Evaluation of problem-based learning education after clerkship at the Chang Gung University School of Medicine.

Chang Gung medical journal

PubMedID: 12553364

Chen YC, Fang JT, Lin JD, Cherng WJ. Evaluation of problem-based learning education after clerkship at the Chang Gung University School of Medicine. Chang Gung Med J. 2002;25(11):758-63.
BACKGROUND
The Chang Gung University School of Medicine adopted problem-based learning (PBL) education 3 years ago. A questionnaire was designed to evaluate the effectiveness of this teaching method, and the results were analyzed to determine statistical significance.

METHODS
In June 2001, all the interns in the Medical and Surgical departments of the Chang Gung Memorial Hospital were compulsorily assessed using a newly developed questionnaire, which was provided to the residents, chief resident, and attending doctors. The questions involved the interns' ability to perform 10 essential skills, namely (1) problem searching, (2) problem solving, (3) initiative learning, (4) thinking process, (5) establishing the patient-doctor relationship, (6) establishing the doctor-nurse relationship, (7) interaction with peers, (8) professional knowledge, (9) clinical techniques, and (10) medical notes writing. Forty-three completed questionnaires, evaluating 25 interns, were returned. Of these 25 individuals, 14 had participated in PBL education and 11 had been taught using the conventional variant.

RESULTS
No statistically significant differences were demonstrated for gender or average school records between the interns who had been taught using the PBL and conventional methods.
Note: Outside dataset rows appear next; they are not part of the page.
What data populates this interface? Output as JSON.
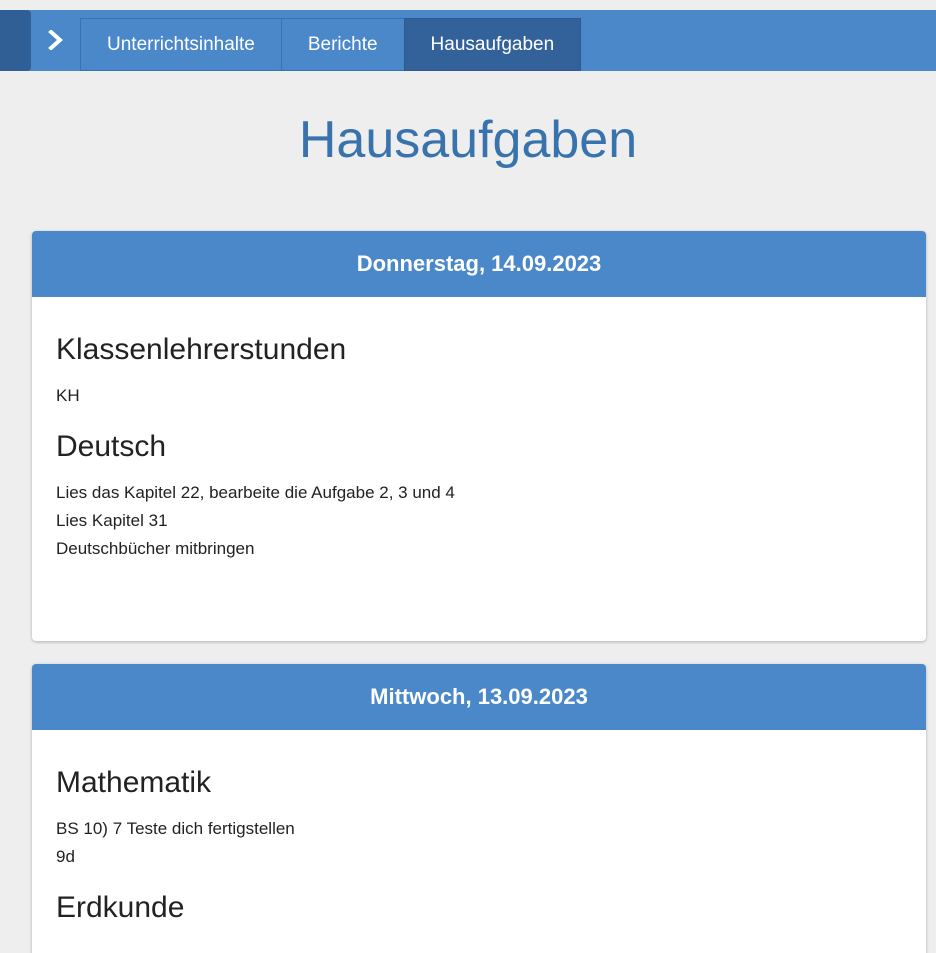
{
  "nav": {
    "tabs": [
      {
        "label": "Unterrichtsinhalte",
        "active": false
      },
      {
        "label": "Berichte",
        "active": false
      },
      {
        "label": "Hausaufgaben",
        "active": true
      }
    ]
  },
  "page": {
    "title": "Hausaufgaben"
  },
  "days": [
    {
      "date_label": "Donnerstag, 14.09.2023",
      "subjects": [
        {
          "name": "Klassenlehrerstunden",
          "tasks": [
            "KH"
          ]
        },
        {
          "name": "Deutsch",
          "tasks": [
            "Lies das Kapitel 22, bearbeite die Aufgabe 2, 3 und 4",
            "Lies Kapitel 31",
            "Deutschbücher mitbringen"
          ]
        }
      ]
    },
    {
      "date_label": "Mittwoch, 13.09.2023",
      "subjects": [
        {
          "name": "Mathematik",
          "tasks": [
            "BS 10) 7 Teste dich fertigstellen",
            "9d"
          ]
        },
        {
          "name": "Erdkunde",
          "tasks": []
        }
      ]
    }
  ],
  "colors": {
    "header_blue": "#4a88c9",
    "active_tab": "#33629b",
    "title_blue": "#3873ad",
    "background": "#eeeeee"
  }
}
Statistically significant superiority was demonstrated for interns educated using PBL in three of 10 areas including, thinking process, professional knowledge, and clinical techniques.

CONCLUSION
Analysis of the questionnaire results clearly demonstrated that the introduction of the PBL method of teaching at the university was efficacious in terms of the competence demonstrated by the interns when entering clinical practice.